Thursday, August 07, 2014


Our species: an interesting idea, but poorly executed.

Given the inescapable fact of our propensity for cruelty, how is anything else not trivia? It's not just our well-established willingness to ignore the suffering of others; our darkest secret is that given the slightest breakdown in the façade of social customs that keep us more or less on peaceful terms with each other we quickly degenerate into torturers and killers. And once the habit of cruelty begins nothing is harder to break, all the more so when we have, as inevitably we do, our own sufferings that cry for vengeance. No flag is unstained. Blood for oil, blood for land, blood for blood, blood, blood, blood.

Our tragedy is that our technological ingenuity has far outstripped our ability to manage the tools at our disposal in a manner that benefits our own species. How could it be otherwise? How could seven billion individuals with conflicting histories, destinies, and needs ever hope to find common purpose? Where is the will? If we can't find a way of destroying ourselves and much of the natural world around us, we will try harder.

Our overfull boat steams ahead
in the darkness with the pilot fled
and the captain mad
and though we huddle cold and numb
day may not come.


The Crow said...

Your post, especially the verse at the end, reminds me of Twain's "The War Prayer."

Thought-provoking piece of writing; thanks.

Chris said...

Thanks. I wish I could be more upbeat.

Tororo said...

Even harder to break than the habit of cruelty is, precisely, this habit of trying harder, originating in the inability to figure out that we perhaps pursued the wrong goal from the beginning. "This thing we use to do, it never worked too well in the past, but probably we didn’t try hard enough, let’s try harder" seems to be the only lesson we ever learn; "pilot fled? captain mad? who cares, as long as we steam ahead?".

dunnham said...
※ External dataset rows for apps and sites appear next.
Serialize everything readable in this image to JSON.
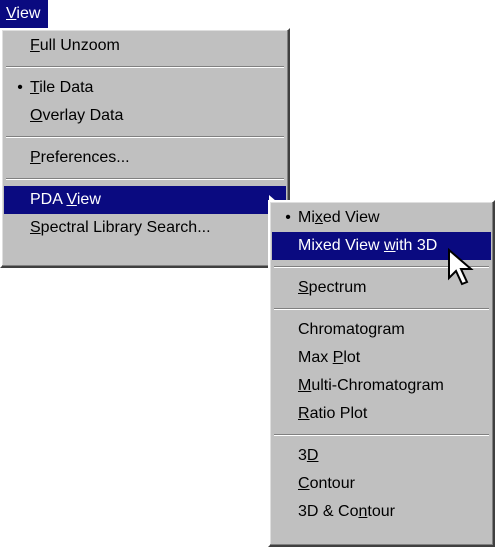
{
  "menubar": {
    "view": {
      "mnemonic": "V",
      "rest": "iew"
    }
  },
  "view_menu": {
    "full_unzoom": {
      "mnemonic": "F",
      "rest": "ull Unzoom"
    },
    "tile_data": {
      "bullet": "•",
      "mnemonic": "T",
      "rest": "ile Data"
    },
    "overlay_data": {
      "mnemonic": "O",
      "rest": "verlay Data"
    },
    "preferences": {
      "mnemonic": "P",
      "rest": "references..."
    },
    "pda_view": {
      "pre": "PDA ",
      "mnemonic": "V",
      "rest": "iew"
    },
    "spectral_library_search": {
      "mnemonic": "S",
      "rest": "pectral Library Search..."
    }
  },
  "pda_submenu": {
    "mixed_view": {
      "bullet": "•",
      "pre": "Mi",
      "mnemonic": "x",
      "rest": "ed View"
    },
    "mixed_view_3d": {
      "pre": "Mixed View ",
      "mnemonic": "w",
      "rest": "ith 3D"
    },
    "spectrum": {
      "mnemonic": "S",
      "rest": "pectrum"
    },
    "chromatogram": {
      "label": "Chromatogram"
    },
    "max_plot": {
      "pre": "Max ",
      "mnemonic": "P",
      "rest": "lot"
    },
    "multi_chromatogram": {
      "mnemonic": "M",
      "rest": "ulti-Chromatogram"
    },
    "ratio_plot": {
      "mnemonic": "R",
      "rest": "atio Plot"
    },
    "three_d": {
      "pre": "3",
      "mnemonic": "D",
      "rest": ""
    },
    "contour": {
      "mnemonic": "C",
      "rest": "ontour"
    },
    "three_d_contour": {
      "pre": "3D & Co",
      "mnemonic": "n",
      "rest": "tour"
    }
  },
  "colors": {
    "menu_bg": "#c0c0c0",
    "highlight": "#0a0a80",
    "highlight_text": "#ffffff"
  },
  "icons": {
    "submenu_arrow": "arrow-right-icon",
    "pointer": "mouse-cursor-icon"
  }
}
Deftly worded. It IS unfortunate, isn't it? The answer to all our searchings seems to be "Humanity, by its very nature, must fail." The answer is impossible to accept--it tempts me to look further, deeper--but I look in the mirror and all I see is need and want and fear. F'ed up, man!